Print every entry below exactly, leaving out the pictures.

★ ★ ★ ★

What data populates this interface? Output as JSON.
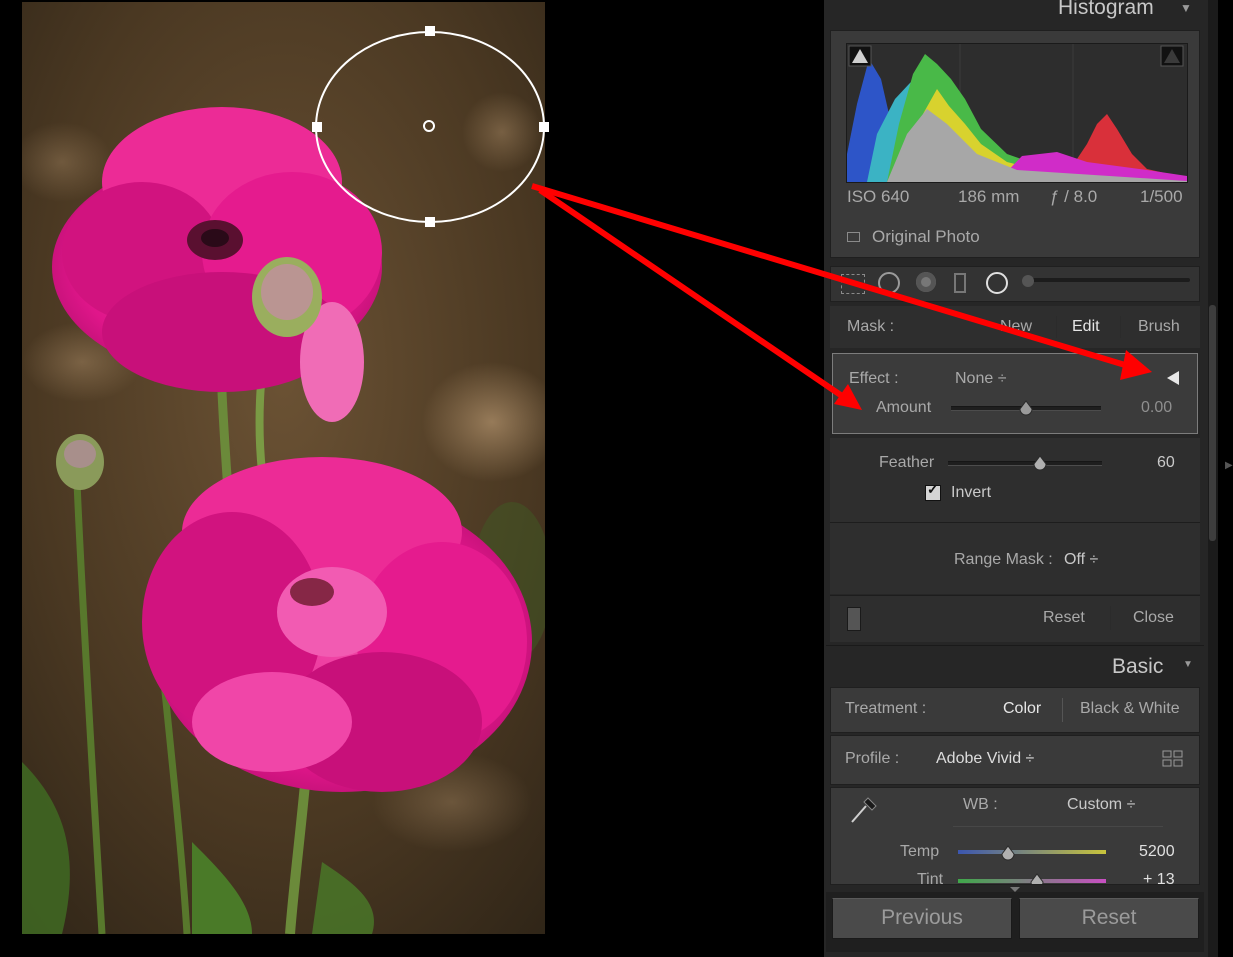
{
  "histogram": {
    "title": "Histogram",
    "exif": {
      "iso": "ISO 640",
      "focal": "186 mm",
      "aperture": "ƒ / 8.0",
      "shutter": "1/500"
    },
    "original_photo_label": "Original Photo"
  },
  "mask": {
    "label": "Mask :",
    "modes": [
      "New",
      "Edit",
      "Brush"
    ],
    "active_mode": "Edit"
  },
  "effect": {
    "label": "Effect :",
    "value": "None ÷",
    "amount_label": "Amount",
    "amount_value": "0.00"
  },
  "feather": {
    "label": "Feather",
    "value": "60"
  },
  "invert": {
    "label": "Invert",
    "checked": true
  },
  "range_mask": {
    "label": "Range Mask :",
    "value": "Off ÷"
  },
  "tool_footer": {
    "reset": "Reset",
    "close": "Close"
  },
  "basic": {
    "title": "Basic",
    "treatment_label": "Treatment :",
    "treatment_color": "Color",
    "treatment_bw": "Black & White",
    "profile_label": "Profile :",
    "profile_value": "Adobe Vivid ÷",
    "wb_label": "WB :",
    "wb_value": "Custom ÷",
    "temp_label": "Temp",
    "temp_value": "5200",
    "tint_label": "Tint",
    "tint_value": "+ 13"
  },
  "buttons": {
    "previous": "Previous",
    "reset": "Reset"
  },
  "colors": {
    "panel": "#262626",
    "annotation_arrow": "#ff0000",
    "flower": "#e0168a"
  }
}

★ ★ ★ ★

Response to this exercise:
What data populates this interface? Output as JSON.
{
  "histogram": {
    "title": "Histogram",
    "exif": {
      "iso": "ISO 640",
      "focal": "186 mm",
      "aperture": "ƒ / 8.0",
      "shutter": "1/500"
    },
    "original_photo_label": "Original Photo"
  },
  "mask": {
    "label": "Mask :",
    "modes": [
      "New",
      "Edit",
      "Brush"
    ],
    "active_mode": "Edit"
  },
  "effect": {
    "label": "Effect :",
    "value": "None ÷",
    "amount_label": "Amount",
    "amount_value": "0.00"
  },
  "feather": {
    "label": "Feather",
    "value": "60"
  },
  "invert": {
    "label": "Invert",
    "checked": true
  },
  "range_mask": {
    "label": "Range Mask :",
    "value": "Off ÷"
  },
  "tool_footer": {
    "reset": "Reset",
    "close": "Close"
  },
  "basic": {
    "title": "Basic",
    "treatment_label": "Treatment :",
    "treatment_color": "Color",
    "treatment_bw": "Black & White",
    "profile_label": "Profile :",
    "profile_value": "Adobe Vivid ÷",
    "wb_label": "WB :",
    "wb_value": "Custom ÷",
    "temp_label": "Temp",
    "temp_value": "5200",
    "tint_label": "Tint",
    "tint_value": "+ 13"
  },
  "buttons": {
    "previous": "Previous",
    "reset": "Reset"
  },
  "colors": {
    "panel": "#262626",
    "annotation_arrow": "#ff0000",
    "flower": "#e0168a"
  }
}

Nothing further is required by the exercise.